MINNEAPOLIS (PAI and Workday Minnesota) — More than 3,000 delegates convened July 21 at the Minneapolis Convention Center to celebrate 100 years of the American Federation of Teachers – and lay out a vision for the future of the 1.6-million-member union.
Union President Randi Weingarten gave the keynote address, while presumed Democratic presidential nominee Hillary Clinton, whom AFT endorsed a year ago, got a warm welcome when she promised AFT that teachers “would have a seat at the table” in a Clinton administration.
Clinton’s address also touched on other education issues the union supports, including opposition to privately run public schools and to taxpayer-paid vouchers for private schools. She also touted more aid for pre-K education, a top AFT cause.
Her speech to AFT was one of three big addresses Clinton gave during the week of the Republican convention in Cleveland. On that confab’s opening day, July 21, she spoke to the NAACP in Cincinnati before flying to address AFT in Minneapolis. On July 22, she addressed AFSCME’s convention in Las Vegas.
AFT’s 100-year history
In her speech, Weingarten said throughout its 100-year history, the AFT has been at the juncture of key social, economic and civil rights movements. “Democracy and fairness, education and economic prosperity” and “racial and social justice for all” were convention themes.
She recalled the founding of the organization in 1916 in Chicago, where “union headquarters was a spare room in the financial secretary’s house.”
“One hundred years ago, women didn’t have the right to vote. Legislation to outlaw lynching was routinely blocked. Child labor was legal. Teachers were forced to sign ‘yellow dog’ contracts promising they’d never join a union.
“So much of what we take for granted today took the work of people just like you, coming together demanding better,” Weingarten said. “We have done a lot, that to our founders would be inconceivable, but we made inevitable.”
The AFT grew from its original eight locals to 3,500 local unions with more than 1.6 million members.
Many challenges exist
While reflecting on the union’s success in promoting public education and raising the standards for educators and students, Weingarten said many challenges exist, including divisions and violence in American society.

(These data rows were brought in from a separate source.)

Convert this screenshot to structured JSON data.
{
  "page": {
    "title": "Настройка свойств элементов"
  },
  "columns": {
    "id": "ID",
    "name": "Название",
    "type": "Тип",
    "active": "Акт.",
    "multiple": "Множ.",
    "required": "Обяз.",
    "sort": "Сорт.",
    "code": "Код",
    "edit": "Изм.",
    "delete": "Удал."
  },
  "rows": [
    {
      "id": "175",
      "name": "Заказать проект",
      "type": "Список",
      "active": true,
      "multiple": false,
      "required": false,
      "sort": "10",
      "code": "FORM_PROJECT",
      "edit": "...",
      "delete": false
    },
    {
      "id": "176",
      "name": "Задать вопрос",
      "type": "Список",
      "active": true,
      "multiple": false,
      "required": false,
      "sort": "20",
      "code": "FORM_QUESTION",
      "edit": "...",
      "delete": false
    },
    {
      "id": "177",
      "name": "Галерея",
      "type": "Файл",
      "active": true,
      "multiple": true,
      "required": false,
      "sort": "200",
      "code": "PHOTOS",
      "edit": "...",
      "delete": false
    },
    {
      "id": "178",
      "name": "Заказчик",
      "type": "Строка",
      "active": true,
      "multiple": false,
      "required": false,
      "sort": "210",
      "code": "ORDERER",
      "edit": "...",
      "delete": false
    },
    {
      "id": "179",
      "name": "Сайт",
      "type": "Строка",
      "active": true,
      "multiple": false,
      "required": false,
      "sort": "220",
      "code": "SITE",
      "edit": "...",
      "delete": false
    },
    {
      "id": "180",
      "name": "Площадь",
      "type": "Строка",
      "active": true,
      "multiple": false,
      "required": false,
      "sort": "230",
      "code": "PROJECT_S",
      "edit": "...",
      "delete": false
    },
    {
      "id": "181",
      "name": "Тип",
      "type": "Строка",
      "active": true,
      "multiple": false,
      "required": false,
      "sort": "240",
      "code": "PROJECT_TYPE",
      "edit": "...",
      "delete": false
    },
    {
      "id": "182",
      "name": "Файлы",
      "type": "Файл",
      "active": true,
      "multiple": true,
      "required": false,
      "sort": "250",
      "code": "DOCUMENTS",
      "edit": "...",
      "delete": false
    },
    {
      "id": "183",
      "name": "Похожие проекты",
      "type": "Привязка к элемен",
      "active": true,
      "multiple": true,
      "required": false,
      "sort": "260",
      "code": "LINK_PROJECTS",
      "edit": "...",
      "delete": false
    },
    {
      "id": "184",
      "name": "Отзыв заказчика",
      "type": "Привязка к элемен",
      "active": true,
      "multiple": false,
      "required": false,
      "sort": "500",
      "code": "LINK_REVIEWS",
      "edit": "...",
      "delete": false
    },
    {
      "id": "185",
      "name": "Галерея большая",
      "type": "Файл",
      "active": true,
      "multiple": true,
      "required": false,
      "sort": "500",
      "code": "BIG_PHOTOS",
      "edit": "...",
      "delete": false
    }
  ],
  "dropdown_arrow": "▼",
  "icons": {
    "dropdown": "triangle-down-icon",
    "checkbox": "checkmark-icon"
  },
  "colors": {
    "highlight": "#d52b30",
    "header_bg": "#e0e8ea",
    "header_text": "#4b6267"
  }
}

“There are 33,000 gun deaths in the United States each year…” Weingarten said, then added, to loud applause, “Should it really be easier to get an assault weapon than to get a driver’s license or to register to vote? We should never accept that mass murder and indiscriminate killing are the new normal.”
Many Americans are struggling economically and looking for solutions, Weingarten said. “Underlying the anger that people are feeling are aspirations for a better life and those aspirations compel us to act.”
Hillary Clinton’s remarks
Clinton praised the work of the AFT in particular and of educators in general, and got a thunderous ovation.
“Thank you for caring for all children — no matter what they look like, where they come from or who they are,” she said. Clinton also expressed her support for unions, adding, “We need to be serious about raising wages for teachers and support staff.”
Those ideas and her past history got Clinton early teachers’ support. AFT was the first union to openly support her run for the White House. The nation’s other, larger, teachers’ union, the National Education Association was the second.
Clinton also told AFT she would back efforts to modernize teaching, expand computer science and STEM education and ensure that testing assists teaching. Teaching-to-the-test, the center of the now-dead Bush era No Child Left Behind law, angered teachers and parents.
After strong lobbying by both AFT and the National Education Association (NEA), bipartisan majorities in Congress backed a replacement law which deemphasized linking testing as the end-all measure of student performance – and of whether schools and teachers would be penalized or not.
Clinton also attacked Republican presidential nominee Donald Trump for his divisive policies and Republicans attitude toward education. Her campaign also hosted its own “counter convention,” just blocks from the GOP’s conclave, in Cleveland.
Before arriving in Minneapolis, Clinton told the NAACP that violence and madness has to stop and pledged to push for reforms in law enforcement to reduce the killings of unarmed African-Americans as well as of police.
“There is, as you know so well, another hard truth at the heart of this complex matter: Many African-Americans fear the police,” she said. Clinton vowed to work toward bridging the gap between the African American community and local police forces.
That repeated her statement three days before to the 200th anniversary convention, in Philadelphia, of the African Methodist Episcopal (AME) church that “There is clear evidence that African-Americans are much more likely to be killed in police incidents than any other group of Americans. And we know there is too little trust in too many places between police and the communities they are sworn to protect.” She added, however, “good law enforcement officers far outnumber those who are bad and a violent response to violence is not the answer.”
Barb Kucera is editor, Workday Minnesota
Photo: AFT Facebook